Exercise materials:
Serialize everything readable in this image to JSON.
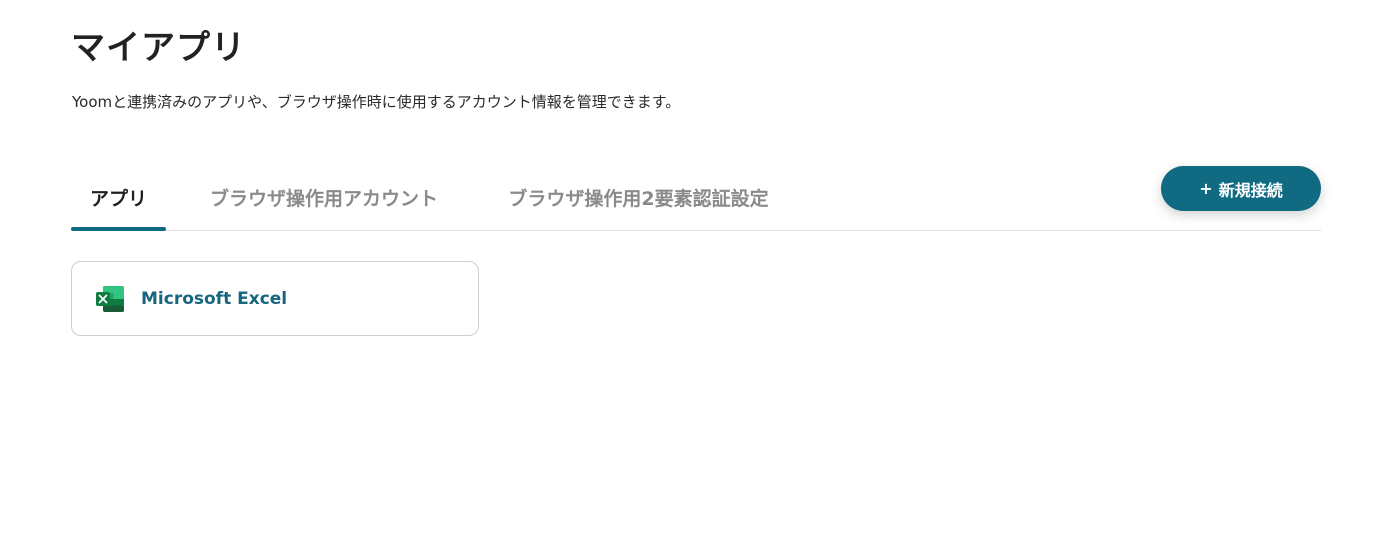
{
  "page": {
    "title": "マイアプリ",
    "description": "Yoomと連携済みのアプリや、ブラウザ操作時に使用するアカウント情報を管理できます。"
  },
  "tabs": [
    {
      "label": "アプリ",
      "active": true
    },
    {
      "label": "ブラウザ操作用アカウント",
      "active": false
    },
    {
      "label": "ブラウザ操作用2要素認証設定",
      "active": false
    }
  ],
  "actions": {
    "new_connection_plus": "+",
    "new_connection_label": "新規接続"
  },
  "apps": [
    {
      "name": "Microsoft Excel",
      "icon": "excel-icon"
    }
  ],
  "colors": {
    "accent": "#0f6a82",
    "app_name": "#17657e",
    "tab_inactive": "#8a8a8a"
  }
}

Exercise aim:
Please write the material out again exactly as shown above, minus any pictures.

Answer to the problem:
Serialize everything readable in this image to JSON.
{
  "page": {
    "title": "マイアプリ",
    "description": "Yoomと連携済みのアプリや、ブラウザ操作時に使用するアカウント情報を管理できます。"
  },
  "tabs": [
    {
      "label": "アプリ",
      "active": true
    },
    {
      "label": "ブラウザ操作用アカウント",
      "active": false
    },
    {
      "label": "ブラウザ操作用2要素認証設定",
      "active": false
    }
  ],
  "actions": {
    "new_connection_plus": "+",
    "new_connection_label": "新規接続"
  },
  "apps": [
    {
      "name": "Microsoft Excel",
      "icon": "excel-icon"
    }
  ],
  "colors": {
    "accent": "#0f6a82",
    "app_name": "#17657e",
    "tab_inactive": "#8a8a8a"
  }
}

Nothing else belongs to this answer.